### EXERCISE BRIEF
Copy each line of the data below with the word "search".

● ● ● ● ● ● ●

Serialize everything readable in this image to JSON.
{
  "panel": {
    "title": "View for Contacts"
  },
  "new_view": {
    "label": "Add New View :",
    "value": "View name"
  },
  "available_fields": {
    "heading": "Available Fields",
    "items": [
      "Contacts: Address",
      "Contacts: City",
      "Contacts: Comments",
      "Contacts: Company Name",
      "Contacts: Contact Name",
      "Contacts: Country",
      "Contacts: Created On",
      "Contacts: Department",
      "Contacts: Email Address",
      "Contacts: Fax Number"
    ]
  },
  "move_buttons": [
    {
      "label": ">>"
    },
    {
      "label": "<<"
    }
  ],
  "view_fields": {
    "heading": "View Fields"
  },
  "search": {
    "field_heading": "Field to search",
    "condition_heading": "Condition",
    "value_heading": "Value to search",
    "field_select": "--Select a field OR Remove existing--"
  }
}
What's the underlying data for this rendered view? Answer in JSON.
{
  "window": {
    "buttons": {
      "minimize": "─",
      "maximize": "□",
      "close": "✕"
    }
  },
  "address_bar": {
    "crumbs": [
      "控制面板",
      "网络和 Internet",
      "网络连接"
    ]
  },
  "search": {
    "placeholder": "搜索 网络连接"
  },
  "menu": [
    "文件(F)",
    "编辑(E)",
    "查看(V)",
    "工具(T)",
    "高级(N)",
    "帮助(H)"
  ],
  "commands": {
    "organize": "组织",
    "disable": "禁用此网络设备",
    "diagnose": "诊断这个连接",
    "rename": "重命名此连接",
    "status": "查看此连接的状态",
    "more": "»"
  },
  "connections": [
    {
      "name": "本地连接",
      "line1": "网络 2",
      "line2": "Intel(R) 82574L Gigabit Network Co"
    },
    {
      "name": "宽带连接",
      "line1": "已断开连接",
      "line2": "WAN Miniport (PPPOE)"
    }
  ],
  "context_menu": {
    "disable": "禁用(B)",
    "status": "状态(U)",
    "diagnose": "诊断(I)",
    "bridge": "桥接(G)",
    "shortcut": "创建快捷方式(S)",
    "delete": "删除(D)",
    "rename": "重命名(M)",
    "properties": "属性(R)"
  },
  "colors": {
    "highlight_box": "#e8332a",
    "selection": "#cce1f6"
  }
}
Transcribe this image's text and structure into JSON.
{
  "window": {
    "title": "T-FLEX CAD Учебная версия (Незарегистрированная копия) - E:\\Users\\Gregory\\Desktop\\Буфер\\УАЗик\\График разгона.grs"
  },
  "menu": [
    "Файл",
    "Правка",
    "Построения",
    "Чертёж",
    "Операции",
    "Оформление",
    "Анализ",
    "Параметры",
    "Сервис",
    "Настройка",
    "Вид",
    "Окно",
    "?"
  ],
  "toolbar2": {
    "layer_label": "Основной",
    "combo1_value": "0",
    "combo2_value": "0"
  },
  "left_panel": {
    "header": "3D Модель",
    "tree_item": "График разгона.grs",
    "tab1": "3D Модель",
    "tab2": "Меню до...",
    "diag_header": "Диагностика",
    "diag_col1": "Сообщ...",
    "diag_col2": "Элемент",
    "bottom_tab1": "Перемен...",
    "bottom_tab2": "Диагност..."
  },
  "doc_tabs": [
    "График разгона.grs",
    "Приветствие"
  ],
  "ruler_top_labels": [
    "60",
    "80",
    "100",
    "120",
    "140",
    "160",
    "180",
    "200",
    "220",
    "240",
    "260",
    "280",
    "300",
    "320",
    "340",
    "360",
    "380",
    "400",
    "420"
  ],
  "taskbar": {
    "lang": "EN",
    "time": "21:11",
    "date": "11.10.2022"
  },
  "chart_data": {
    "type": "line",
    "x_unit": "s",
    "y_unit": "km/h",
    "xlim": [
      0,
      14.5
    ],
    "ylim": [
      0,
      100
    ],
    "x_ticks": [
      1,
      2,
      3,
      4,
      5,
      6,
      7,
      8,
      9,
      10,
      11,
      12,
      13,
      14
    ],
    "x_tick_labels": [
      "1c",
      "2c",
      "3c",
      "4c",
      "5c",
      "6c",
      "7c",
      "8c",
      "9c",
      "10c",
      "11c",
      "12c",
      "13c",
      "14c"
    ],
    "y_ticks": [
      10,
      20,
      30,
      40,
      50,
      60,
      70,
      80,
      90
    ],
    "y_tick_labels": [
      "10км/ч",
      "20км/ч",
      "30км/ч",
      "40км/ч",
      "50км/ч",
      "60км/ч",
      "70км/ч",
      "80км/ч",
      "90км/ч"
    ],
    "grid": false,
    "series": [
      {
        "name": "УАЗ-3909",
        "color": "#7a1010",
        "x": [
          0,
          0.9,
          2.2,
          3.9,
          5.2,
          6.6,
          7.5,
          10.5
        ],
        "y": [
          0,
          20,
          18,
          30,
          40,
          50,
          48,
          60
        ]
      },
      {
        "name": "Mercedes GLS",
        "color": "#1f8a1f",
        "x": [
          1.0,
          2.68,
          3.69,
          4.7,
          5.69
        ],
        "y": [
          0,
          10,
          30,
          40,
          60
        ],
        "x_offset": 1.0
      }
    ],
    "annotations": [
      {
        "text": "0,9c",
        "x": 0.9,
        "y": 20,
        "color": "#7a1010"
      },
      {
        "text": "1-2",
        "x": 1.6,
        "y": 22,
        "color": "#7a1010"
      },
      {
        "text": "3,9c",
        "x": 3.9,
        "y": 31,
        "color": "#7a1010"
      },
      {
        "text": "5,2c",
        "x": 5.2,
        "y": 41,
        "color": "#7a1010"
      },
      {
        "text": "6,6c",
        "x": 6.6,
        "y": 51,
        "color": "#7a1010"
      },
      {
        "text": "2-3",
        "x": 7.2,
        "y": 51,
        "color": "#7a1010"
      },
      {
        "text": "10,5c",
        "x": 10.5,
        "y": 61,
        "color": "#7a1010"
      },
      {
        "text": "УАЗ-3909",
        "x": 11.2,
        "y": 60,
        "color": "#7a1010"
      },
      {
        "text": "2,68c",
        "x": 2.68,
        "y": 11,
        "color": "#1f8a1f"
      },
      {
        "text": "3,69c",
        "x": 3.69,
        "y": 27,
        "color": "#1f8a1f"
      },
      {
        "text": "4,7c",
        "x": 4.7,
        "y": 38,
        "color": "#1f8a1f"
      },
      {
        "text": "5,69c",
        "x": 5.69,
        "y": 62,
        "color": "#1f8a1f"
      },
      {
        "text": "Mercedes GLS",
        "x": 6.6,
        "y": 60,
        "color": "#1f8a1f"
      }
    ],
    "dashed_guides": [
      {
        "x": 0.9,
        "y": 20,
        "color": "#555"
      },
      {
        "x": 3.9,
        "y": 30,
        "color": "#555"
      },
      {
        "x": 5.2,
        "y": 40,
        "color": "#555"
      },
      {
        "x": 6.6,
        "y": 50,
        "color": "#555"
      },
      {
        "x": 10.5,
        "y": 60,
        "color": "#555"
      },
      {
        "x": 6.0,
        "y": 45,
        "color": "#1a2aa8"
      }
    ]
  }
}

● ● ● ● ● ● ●

### EXERCISE RESPONSE
  "search": {
    "field_heading": "Field to search",
    "value_heading": "Value to search",
  "search": {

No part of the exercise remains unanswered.